Statistical methods require computational implementations. Moreover, the raw data of the 21st century is not typically in a form immediately amenable to statistical analysis; rather, various data wrangling/munging/pre-processing is typically beneficial. We therefore develop computational tools to enable principled statistical inference on such data. This includes:
To answer any of the below questions, using any of the above statistical methods and computational tools, fundamentally requires data. Much like all of our code is open source, all of our data is open access. Moreover, we provide it in a fashion immediately amenable to analysis for everyone, including the below data types:
The above described tools, both statistical and computational, are designed and built in the service of answering fundamental questions in neuroscience, both basic and clinical. Below are the projects we are have worked on, and continue to develop:
Essentially every project I embark on includes writing some code, if only to buttress the theoretical results with numerical examples. Moreover, as an adherent to the philosophy of open science, code I write is always open source by the time of submission, and often sooner. Thus, my personal github account contains many repos including code from publications prior to launching the Open Connectome Project. We have subsequently migrated everything we are still using to our new organization, neurodata. Finally, we also created and continue to develop FlashX.
jovo [at symbol] jhu [dot] edu
Joshua T. Vogelstein
Center for Imaging Science
Clark Hall, Rm 317C
3400 N. Charles St
Baltimore, MD 21218

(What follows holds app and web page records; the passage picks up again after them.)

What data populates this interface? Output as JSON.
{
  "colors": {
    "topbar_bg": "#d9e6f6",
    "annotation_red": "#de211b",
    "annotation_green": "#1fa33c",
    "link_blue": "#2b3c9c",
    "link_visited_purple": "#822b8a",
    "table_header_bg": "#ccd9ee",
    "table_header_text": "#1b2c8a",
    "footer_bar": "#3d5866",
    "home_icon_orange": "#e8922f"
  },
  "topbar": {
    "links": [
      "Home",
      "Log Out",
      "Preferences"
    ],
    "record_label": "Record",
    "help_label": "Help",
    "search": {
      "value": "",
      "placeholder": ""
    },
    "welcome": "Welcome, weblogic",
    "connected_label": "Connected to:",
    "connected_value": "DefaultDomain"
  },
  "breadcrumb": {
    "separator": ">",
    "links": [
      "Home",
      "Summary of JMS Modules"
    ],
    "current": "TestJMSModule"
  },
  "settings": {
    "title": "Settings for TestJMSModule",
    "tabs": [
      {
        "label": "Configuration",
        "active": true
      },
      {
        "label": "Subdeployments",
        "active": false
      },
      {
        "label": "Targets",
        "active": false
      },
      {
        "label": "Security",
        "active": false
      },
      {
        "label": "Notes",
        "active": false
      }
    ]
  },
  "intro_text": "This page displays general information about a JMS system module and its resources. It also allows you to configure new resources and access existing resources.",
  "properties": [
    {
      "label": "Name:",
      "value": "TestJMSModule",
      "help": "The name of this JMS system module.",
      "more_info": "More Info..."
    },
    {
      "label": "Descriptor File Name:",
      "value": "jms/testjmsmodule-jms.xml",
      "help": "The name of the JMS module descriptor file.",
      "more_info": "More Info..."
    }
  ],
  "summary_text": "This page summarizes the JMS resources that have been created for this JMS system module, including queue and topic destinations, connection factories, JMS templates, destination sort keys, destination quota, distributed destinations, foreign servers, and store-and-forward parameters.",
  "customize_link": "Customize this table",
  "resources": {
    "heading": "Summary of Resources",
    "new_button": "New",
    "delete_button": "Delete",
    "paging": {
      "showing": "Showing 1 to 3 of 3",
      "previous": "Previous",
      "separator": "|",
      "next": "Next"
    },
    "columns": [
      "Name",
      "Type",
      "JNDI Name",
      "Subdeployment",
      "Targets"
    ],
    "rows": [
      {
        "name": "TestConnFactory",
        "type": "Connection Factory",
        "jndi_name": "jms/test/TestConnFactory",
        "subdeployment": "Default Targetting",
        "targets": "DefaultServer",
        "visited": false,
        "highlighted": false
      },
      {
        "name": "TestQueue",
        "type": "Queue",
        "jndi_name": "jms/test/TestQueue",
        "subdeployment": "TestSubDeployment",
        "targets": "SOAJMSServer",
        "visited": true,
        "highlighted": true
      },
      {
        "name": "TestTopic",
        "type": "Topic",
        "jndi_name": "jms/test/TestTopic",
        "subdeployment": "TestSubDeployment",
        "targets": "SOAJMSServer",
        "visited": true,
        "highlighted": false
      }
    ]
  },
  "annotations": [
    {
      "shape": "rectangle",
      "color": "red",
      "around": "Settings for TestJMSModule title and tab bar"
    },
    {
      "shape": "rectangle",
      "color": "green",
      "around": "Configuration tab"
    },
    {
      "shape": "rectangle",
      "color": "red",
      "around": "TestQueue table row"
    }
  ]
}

NeuroData is always hiring exceptional individuals at all levels! In fact, even if we are not an optimal choice for your future development as a scientist, we endeavor to assist/support your growth in various ways, including short/extended visits to work with us. Unfortunately, because our time and funding are limited, we cannot work with everyone that we would love to; nonetheless, please don't hesitate to contact us in case we can provide some guidance :) We are currently particularly looking for people with their own ideas that they are super passionate about, that we might be able to contribute to, as well any of the above listed projects.
Please email your cv (and transcript if appropriate) to jovo at jhu dot edu. See below for more details:
This work is graciously supported by the Defense Advanced Research Projects Agency (DARPA) SIMPLEX program through SPAWAR contract N66001-15-C-4041, DARPA GRAPHS N66001-14-1-4028, and NIH-TRA 1R01NS092474, "Synaptomes of Mouse and Man".